© 2015 Vogiatzidis, Zarogiannis, Aidonidis, Solenov, Molyvdas, Gourgoulianis and Hatzoglou.The pericardium is one of the serosal cavities of the mammals. It consists of two anatomical structures closely connected, an external sac of fibrous connective tissue, that is called fibrous pericardium and an internal that is called serous pericardium coating the internal surface of the fibrous pericardium (parietal layer) and the heart (visceral layer) forming the pericardial space. Between these two layers a small amount of fluid exists that is called pericardial fluid. The pericardial fluid is a product of ultrafiltration and is considered to be drained by lymphatic capillary bed mainly. Under normal conditions it provides lubrication during heart beating while the mesothelial cells that line the membrane may also have a role in the absorption of the pericardial fluid along with the pericardial lymphatics. Here, we provide a review of the the current literature regarding the physiology of the pericardial space and the regulation of pericardial fluid turnover and highlight the areas that need to be further investigated.
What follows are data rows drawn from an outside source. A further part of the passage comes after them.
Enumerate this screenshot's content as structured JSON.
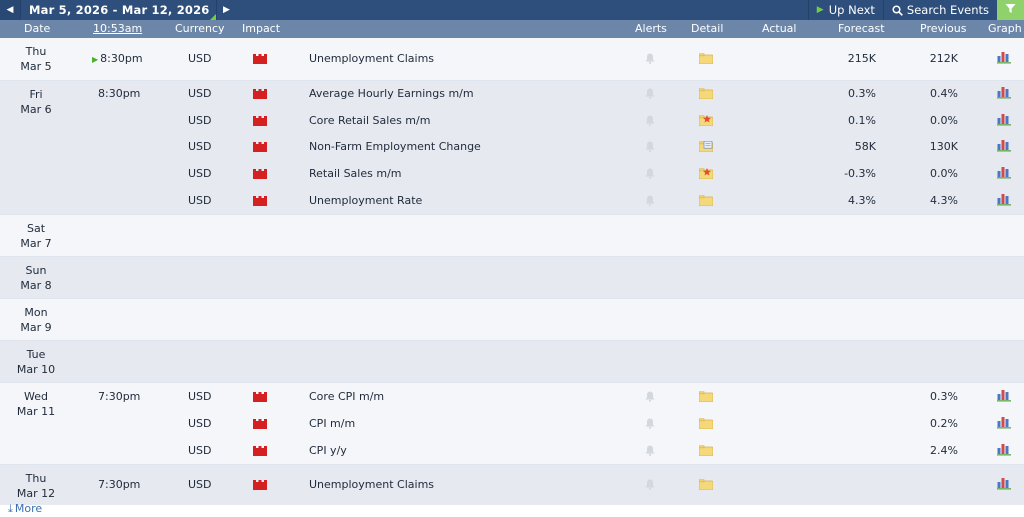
{
  "toolbar": {
    "prev_icon": "triangle-left-icon",
    "next_icon": "triangle-right-icon",
    "date_range": "Mar 5, 2026 - Mar 12, 2026",
    "up_next": "Up Next",
    "search_events": "Search Events",
    "filter_icon": "funnel-icon"
  },
  "columns": {
    "date": "Date",
    "time": "10:53am",
    "currency": "Currency",
    "impact": "Impact",
    "alerts": "Alerts",
    "detail": "Detail",
    "actual": "Actual",
    "forecast": "Forecast",
    "previous": "Previous",
    "graph": "Graph"
  },
  "days": [
    {
      "dow": "Thu",
      "date": "Mar 5",
      "bg": "#f4f6fa",
      "events": [
        {
          "time": "8:30pm",
          "up_next": true,
          "currency": "USD",
          "event": "Unemployment Claims",
          "detail": "folder",
          "actual": "",
          "forecast": "215K",
          "previous": "212K"
        }
      ]
    },
    {
      "dow": "Fri",
      "date": "Mar 6",
      "bg": "#e6e9ef",
      "events": [
        {
          "time": "8:30pm",
          "currency": "USD",
          "event": "Average Hourly Earnings m/m",
          "detail": "folder",
          "actual": "",
          "forecast": "0.3%",
          "previous": "0.4%"
        },
        {
          "time": "",
          "currency": "USD",
          "event": "Core Retail Sales m/m",
          "detail": "folder-star",
          "actual": "",
          "forecast": "0.1%",
          "previous": "0.0%"
        },
        {
          "time": "",
          "currency": "USD",
          "event": "Non-Farm Employment Change",
          "detail": "folder-doc",
          "actual": "",
          "forecast": "58K",
          "previous": "130K"
        },
        {
          "time": "",
          "currency": "USD",
          "event": "Retail Sales m/m",
          "detail": "folder-star",
          "actual": "",
          "forecast": "-0.3%",
          "previous": "0.0%"
        },
        {
          "time": "",
          "currency": "USD",
          "event": "Unemployment Rate",
          "detail": "folder",
          "actual": "",
          "forecast": "4.3%",
          "previous": "4.3%"
        }
      ]
    },
    {
      "dow": "Sat",
      "date": "Mar 7",
      "bg": "#f4f6fa",
      "events": []
    },
    {
      "dow": "Sun",
      "date": "Mar 8",
      "bg": "#e6e9ef",
      "events": []
    },
    {
      "dow": "Mon",
      "date": "Mar 9",
      "bg": "#f4f6fa",
      "events": []
    },
    {
      "dow": "Tue",
      "date": "Mar 10",
      "bg": "#e6e9ef",
      "events": []
    },
    {
      "dow": "Wed",
      "date": "Mar 11",
      "bg": "#f4f6fa",
      "events": [
        {
          "time": "7:30pm",
          "currency": "USD",
          "event": "Core CPI m/m",
          "detail": "folder",
          "actual": "",
          "forecast": "",
          "previous": "0.3%"
        },
        {
          "time": "",
          "currency": "USD",
          "event": "CPI m/m",
          "detail": "folder",
          "actual": "",
          "forecast": "",
          "previous": "0.2%"
        },
        {
          "time": "",
          "currency": "USD",
          "event": "CPI y/y",
          "detail": "folder",
          "actual": "",
          "forecast": "",
          "previous": "2.4%"
        }
      ]
    },
    {
      "dow": "Thu",
      "date": "Mar 12",
      "bg": "#e6e9ef",
      "events": [
        {
          "time": "7:30pm",
          "currency": "USD",
          "event": "Unemployment Claims",
          "detail": "folder",
          "actual": "",
          "forecast": "",
          "previous": ""
        }
      ]
    }
  ],
  "more": "More",
  "colors": {
    "toolbar": "#2e4f7c",
    "header": "#6b86a8",
    "impact_high": "#d42020",
    "accent_green": "#6fcf3f"
  }
}
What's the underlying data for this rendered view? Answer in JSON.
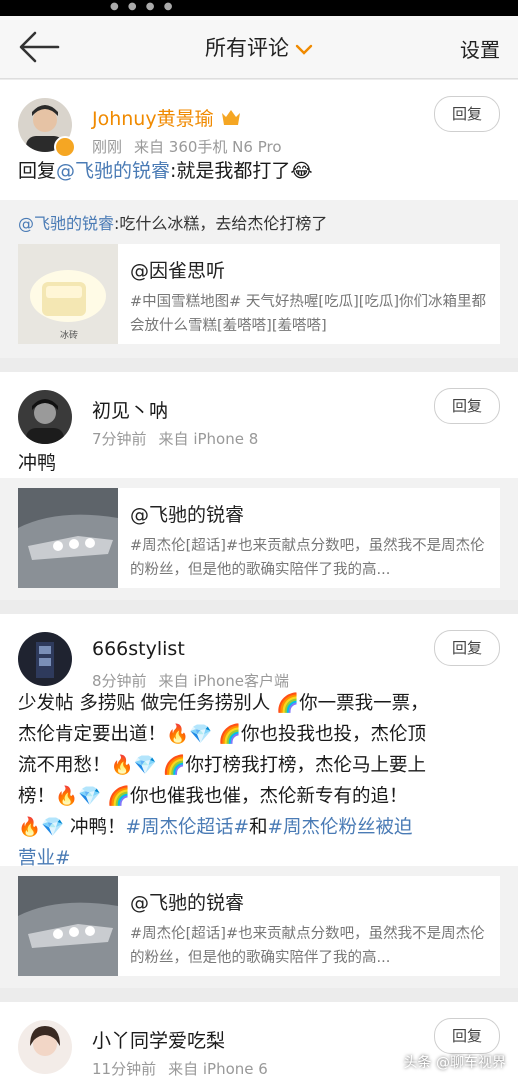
{
  "header": {
    "title": "所有评论",
    "settings_label": "设置"
  },
  "comments": [
    {
      "name": "Johnuy黄景瑜",
      "time": "刚刚",
      "source": "来自 360手机 N6 Pro",
      "reply_label": "回复",
      "reply_prefix": "回复",
      "mention": "@飞驰的锐睿",
      "text": ":就是我都打了😂",
      "quote_mention": "@飞驰的锐睿",
      "quote_text": ":吃什么冰糕，去给杰伦打榜了",
      "embed": {
        "title": "@因雀思听",
        "desc": "#中国雪糕地图# 天气好热喔[吃瓜][吃瓜]你们冰箱里都会放什么雪糕[羞嗒嗒][羞嗒嗒]",
        "thumb_caption": "冰砖"
      }
    },
    {
      "name": "初见丶呐",
      "time": "7分钟前",
      "source": "来自 iPhone 8",
      "reply_label": "回复",
      "text": "冲鸭",
      "embed": {
        "title": "@飞驰的锐睿",
        "desc": "#周杰伦[超话]#也来贡献点分数吧，虽然我不是周杰伦的粉丝，但是他的歌确实陪伴了我的高..."
      }
    },
    {
      "name": "666stylist",
      "time": "8分钟前",
      "source": "来自 iPhone客户端",
      "reply_label": "回复",
      "line1": "少发帖 多捞贴 做完任务捞别人 🌈你一票我一票，",
      "line2": "杰伦肯定要出道！🔥💎 🌈你也投我也投，杰伦顶",
      "line3": "流不用愁！🔥💎 🌈你打榜我打榜，杰伦马上要上",
      "line4": "榜！🔥💎 🌈你也催我也催，杰伦新专有的追！",
      "line5_prefix": "🔥💎 冲鸭！",
      "topic1": "#周杰伦超话#",
      "and": "和",
      "topic2a": "#周杰伦粉丝被迫",
      "topic2b": "营业#",
      "embed": {
        "title": "@飞驰的锐睿",
        "desc": "#周杰伦[超话]#也来贡献点分数吧，虽然我不是周杰伦的粉丝，但是他的歌确实陪伴了我的高..."
      }
    },
    {
      "name": "小丫同学爱吃梨",
      "time": "11分钟前",
      "source": "来自 iPhone 6",
      "reply_label": "回复"
    }
  ],
  "watermark": "头条 @聊车视界",
  "colors": {
    "link": "#4a7bb5",
    "vip_name": "#f08a00",
    "badge": "#f5a623"
  }
}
Vogiatzidis, K., Zarogiannis, S. G., Aidonidis, I., Solenov, E. I., Molyvdas, P. A., Gourgoulianis, K. I., & Hatzoglou, C. (2015). Physiology of pericardial fluid production and drainage. Frontiers in Physiology. Frontiers Research Foundation. https://doi.org/10.3389/fphys.2015.00062